● Record set:
• • •
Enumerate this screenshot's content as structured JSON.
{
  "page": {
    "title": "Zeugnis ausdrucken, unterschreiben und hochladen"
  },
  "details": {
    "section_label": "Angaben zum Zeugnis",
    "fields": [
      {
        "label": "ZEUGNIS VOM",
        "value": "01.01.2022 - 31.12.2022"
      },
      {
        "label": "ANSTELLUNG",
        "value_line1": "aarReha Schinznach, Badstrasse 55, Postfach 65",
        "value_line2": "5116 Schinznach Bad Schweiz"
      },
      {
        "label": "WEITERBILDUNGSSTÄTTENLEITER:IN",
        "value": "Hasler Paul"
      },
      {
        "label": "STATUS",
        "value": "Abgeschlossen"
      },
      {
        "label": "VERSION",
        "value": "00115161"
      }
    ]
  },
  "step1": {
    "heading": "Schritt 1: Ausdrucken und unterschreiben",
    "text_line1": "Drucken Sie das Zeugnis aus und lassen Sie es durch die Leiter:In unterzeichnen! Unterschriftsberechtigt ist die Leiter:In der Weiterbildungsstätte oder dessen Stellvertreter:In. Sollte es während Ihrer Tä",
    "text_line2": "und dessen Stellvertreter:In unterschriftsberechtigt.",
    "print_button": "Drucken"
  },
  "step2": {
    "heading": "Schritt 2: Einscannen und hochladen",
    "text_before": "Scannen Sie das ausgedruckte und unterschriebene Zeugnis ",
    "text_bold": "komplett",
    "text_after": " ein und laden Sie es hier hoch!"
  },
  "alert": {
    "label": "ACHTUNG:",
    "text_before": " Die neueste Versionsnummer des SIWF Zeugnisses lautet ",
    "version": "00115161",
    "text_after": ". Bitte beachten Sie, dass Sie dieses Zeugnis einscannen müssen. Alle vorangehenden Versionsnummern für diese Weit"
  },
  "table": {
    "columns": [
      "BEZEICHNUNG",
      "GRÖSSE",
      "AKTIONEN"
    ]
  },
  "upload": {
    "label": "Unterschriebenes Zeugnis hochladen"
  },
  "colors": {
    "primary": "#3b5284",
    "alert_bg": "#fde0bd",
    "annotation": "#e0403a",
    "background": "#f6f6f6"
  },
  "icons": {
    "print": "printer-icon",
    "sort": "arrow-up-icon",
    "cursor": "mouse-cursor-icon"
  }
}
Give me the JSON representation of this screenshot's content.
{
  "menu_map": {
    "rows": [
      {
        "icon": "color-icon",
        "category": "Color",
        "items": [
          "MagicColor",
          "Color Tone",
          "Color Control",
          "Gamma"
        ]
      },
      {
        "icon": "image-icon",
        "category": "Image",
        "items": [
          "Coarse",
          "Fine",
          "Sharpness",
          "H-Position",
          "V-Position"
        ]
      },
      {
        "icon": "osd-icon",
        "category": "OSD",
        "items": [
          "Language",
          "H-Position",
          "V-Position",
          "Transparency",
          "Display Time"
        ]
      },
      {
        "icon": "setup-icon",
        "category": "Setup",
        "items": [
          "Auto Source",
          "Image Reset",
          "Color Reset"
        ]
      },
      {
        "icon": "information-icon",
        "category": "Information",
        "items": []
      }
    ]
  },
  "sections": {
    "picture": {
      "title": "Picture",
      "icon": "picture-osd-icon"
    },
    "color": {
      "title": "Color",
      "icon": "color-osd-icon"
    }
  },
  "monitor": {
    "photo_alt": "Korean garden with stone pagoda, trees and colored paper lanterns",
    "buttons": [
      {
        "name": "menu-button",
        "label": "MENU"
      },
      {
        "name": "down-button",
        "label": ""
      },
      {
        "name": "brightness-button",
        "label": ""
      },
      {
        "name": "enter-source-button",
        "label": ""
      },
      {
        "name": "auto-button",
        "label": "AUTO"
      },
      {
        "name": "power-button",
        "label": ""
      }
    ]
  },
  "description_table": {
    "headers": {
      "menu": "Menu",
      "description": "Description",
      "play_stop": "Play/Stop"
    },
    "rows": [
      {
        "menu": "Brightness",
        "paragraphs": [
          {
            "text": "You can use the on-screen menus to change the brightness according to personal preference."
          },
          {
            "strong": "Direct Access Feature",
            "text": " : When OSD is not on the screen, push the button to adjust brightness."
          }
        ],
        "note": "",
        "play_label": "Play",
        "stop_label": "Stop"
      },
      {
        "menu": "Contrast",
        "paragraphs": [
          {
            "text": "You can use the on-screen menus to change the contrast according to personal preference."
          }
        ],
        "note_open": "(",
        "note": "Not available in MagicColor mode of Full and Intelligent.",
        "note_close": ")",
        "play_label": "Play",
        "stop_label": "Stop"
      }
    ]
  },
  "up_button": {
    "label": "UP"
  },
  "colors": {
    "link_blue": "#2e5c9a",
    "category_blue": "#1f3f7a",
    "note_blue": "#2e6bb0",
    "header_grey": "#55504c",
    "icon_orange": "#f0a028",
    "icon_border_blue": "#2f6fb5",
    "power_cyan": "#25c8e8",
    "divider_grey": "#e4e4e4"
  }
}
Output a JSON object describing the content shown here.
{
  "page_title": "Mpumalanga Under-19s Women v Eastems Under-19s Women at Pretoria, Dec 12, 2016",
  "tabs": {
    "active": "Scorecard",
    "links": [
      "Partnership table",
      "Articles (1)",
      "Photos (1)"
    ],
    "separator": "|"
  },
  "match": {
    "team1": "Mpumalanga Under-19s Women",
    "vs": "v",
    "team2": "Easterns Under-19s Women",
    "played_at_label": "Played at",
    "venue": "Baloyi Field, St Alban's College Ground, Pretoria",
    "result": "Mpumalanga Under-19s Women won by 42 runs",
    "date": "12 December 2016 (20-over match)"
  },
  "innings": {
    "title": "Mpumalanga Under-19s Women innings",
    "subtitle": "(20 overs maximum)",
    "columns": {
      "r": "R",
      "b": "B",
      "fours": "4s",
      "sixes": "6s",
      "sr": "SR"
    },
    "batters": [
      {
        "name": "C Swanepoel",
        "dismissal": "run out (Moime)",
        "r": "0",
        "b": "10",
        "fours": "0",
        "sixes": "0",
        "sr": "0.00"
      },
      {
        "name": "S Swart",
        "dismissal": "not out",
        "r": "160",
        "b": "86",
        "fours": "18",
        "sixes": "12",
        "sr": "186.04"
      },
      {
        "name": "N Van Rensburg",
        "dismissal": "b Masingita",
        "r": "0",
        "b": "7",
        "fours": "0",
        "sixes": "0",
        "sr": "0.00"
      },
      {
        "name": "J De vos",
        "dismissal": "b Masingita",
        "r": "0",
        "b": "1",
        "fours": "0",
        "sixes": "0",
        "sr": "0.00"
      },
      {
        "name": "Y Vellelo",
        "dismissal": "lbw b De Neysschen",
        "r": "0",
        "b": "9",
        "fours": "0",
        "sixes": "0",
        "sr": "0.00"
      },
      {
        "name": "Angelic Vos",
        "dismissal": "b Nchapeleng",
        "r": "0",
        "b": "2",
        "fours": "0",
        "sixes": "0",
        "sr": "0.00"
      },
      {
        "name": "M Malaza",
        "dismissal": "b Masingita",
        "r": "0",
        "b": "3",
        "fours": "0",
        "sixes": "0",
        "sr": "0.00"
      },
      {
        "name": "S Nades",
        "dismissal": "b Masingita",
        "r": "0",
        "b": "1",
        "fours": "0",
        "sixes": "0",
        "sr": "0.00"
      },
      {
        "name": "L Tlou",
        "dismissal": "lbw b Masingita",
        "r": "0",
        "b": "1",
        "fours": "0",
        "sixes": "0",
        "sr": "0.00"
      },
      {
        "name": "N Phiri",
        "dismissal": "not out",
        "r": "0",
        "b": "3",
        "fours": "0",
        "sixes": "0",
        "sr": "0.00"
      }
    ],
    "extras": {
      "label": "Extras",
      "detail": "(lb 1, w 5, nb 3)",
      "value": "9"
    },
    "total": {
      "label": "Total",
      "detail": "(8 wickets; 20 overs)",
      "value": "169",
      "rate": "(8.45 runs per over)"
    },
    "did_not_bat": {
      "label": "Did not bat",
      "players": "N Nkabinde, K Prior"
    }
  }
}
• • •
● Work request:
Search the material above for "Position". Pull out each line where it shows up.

● Your solution:
          "H-Position",
          "V-Position"
          "H-Position",
          "V-Position",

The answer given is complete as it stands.